Pascrell’s BOSS Act battle has involved several attempts at submitting comprehensive ticket reform legislation, first proposed by the New Jersey Congressman in 2009. It was most recently submitted in 2019 in the wake of a Federal Trade Commission workshop critical of the ticketing industry and its practices. Its 2023 edition comes out amid a flurry of calls for reform to ticketing and the process of both initial sale and resale from consumers and politicians alike.

President Biden has pushed for legislation to reform “Junk fees” in ticketing and other industries, requiring price disclosure inclusive of all fees in transparent and up-front fashion, as well as disclosure of “any ticket holdbacks that diminish available supply.” The BOSS and SWIFT Act address both concerns, as well as others like preserving consumer ticket transfer rights vs. monopolization of ticket resale by primary marketplaces, providing clearer language on “speculative” ticket listings, and barring event operators from selling tickets directly through resale platforms rather than offering first sale to consumers at face value.

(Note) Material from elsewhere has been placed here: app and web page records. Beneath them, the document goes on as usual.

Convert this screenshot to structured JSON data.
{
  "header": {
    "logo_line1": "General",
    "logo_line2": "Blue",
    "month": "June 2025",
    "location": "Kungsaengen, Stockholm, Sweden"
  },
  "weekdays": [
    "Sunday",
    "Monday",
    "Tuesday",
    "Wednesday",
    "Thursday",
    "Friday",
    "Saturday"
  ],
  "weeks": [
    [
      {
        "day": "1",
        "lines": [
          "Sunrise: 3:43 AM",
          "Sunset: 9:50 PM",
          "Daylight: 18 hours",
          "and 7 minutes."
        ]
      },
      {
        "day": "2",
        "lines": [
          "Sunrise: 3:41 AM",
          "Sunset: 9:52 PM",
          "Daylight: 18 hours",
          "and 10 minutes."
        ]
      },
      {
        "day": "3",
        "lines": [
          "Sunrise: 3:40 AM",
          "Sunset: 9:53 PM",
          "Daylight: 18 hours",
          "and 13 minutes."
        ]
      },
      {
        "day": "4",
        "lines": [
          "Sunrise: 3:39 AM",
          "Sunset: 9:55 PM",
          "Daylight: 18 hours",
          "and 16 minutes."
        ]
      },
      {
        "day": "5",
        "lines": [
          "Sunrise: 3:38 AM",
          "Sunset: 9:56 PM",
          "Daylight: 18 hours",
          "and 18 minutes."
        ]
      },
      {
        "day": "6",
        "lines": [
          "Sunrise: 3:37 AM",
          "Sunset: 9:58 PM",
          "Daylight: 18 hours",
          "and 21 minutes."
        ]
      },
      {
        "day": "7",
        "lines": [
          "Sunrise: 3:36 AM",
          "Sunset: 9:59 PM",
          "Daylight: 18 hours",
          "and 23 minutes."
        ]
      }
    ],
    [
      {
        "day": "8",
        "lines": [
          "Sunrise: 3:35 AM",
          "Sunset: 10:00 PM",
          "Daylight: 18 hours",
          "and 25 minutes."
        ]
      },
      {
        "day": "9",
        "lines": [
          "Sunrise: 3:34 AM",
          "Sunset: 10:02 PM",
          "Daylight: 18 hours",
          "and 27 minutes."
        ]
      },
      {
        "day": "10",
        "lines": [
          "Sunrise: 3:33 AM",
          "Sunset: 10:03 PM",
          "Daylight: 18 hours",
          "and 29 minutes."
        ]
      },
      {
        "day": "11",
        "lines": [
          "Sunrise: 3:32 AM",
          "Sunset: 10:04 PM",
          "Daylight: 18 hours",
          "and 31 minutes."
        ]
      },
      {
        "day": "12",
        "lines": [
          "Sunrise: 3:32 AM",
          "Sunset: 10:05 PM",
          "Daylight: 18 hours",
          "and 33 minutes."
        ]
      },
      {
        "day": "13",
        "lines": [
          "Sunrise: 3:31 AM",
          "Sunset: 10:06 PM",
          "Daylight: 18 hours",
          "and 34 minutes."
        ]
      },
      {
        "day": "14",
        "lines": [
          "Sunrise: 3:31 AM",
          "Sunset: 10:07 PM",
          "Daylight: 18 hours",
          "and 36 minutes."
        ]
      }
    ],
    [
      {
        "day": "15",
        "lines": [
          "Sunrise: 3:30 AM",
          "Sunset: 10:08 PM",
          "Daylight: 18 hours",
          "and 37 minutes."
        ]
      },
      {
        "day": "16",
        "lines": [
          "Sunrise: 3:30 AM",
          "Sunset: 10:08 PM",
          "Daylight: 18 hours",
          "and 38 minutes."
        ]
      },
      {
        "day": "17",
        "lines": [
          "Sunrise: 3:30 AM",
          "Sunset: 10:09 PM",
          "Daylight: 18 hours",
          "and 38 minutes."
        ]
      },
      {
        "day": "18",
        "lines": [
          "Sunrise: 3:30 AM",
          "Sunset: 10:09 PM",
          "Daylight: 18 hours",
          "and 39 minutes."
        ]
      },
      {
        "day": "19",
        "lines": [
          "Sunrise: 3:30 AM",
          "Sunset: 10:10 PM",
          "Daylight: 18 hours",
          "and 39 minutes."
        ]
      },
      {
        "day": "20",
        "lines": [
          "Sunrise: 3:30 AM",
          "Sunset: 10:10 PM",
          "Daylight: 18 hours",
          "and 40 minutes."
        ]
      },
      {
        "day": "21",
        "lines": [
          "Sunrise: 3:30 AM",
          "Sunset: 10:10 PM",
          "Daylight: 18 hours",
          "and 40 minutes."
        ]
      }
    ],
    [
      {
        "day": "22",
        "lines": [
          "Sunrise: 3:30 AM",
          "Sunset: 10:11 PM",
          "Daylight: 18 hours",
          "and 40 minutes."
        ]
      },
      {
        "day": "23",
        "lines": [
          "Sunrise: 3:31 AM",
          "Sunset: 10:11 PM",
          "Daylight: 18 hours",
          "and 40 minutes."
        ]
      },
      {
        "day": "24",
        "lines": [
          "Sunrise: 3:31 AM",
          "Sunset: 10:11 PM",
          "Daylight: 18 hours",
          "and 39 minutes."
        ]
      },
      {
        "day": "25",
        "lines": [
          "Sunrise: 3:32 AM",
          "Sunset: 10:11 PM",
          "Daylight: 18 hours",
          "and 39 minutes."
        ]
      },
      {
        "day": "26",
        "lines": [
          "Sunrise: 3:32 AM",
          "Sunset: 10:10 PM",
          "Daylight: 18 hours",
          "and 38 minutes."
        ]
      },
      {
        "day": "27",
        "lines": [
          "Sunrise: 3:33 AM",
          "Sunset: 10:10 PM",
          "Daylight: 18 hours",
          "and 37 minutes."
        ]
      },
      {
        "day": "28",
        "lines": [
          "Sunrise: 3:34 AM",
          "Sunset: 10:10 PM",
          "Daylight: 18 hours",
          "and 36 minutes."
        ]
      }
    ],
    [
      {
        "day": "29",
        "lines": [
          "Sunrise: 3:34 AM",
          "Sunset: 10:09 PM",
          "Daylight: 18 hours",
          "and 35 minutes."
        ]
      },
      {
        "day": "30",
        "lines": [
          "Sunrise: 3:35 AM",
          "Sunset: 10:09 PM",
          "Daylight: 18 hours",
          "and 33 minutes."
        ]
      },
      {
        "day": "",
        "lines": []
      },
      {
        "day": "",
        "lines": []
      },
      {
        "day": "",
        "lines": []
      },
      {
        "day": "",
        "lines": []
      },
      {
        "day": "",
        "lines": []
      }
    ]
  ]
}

“Consumers deserve to enjoy their favorite artists and live entertainment without breaking the bank. It’s past time to update the ticket marketplace to ensure it’s fair, transparent, and working for ticket buyers – not Ticketmaster or resellers,” said Congressman Pallone.  “That’s why I’m proud to be an original co-sponsor of Rep. Pascrell’s BOSS and SWIFT Act, which will help protect consumers when they buy tickets from ticket sellers and resellers. I thank Rep. Pascrell for his longstanding leadership on this issue that’s so important to New Jerseyans and all Americans.”

vegas.com advertisement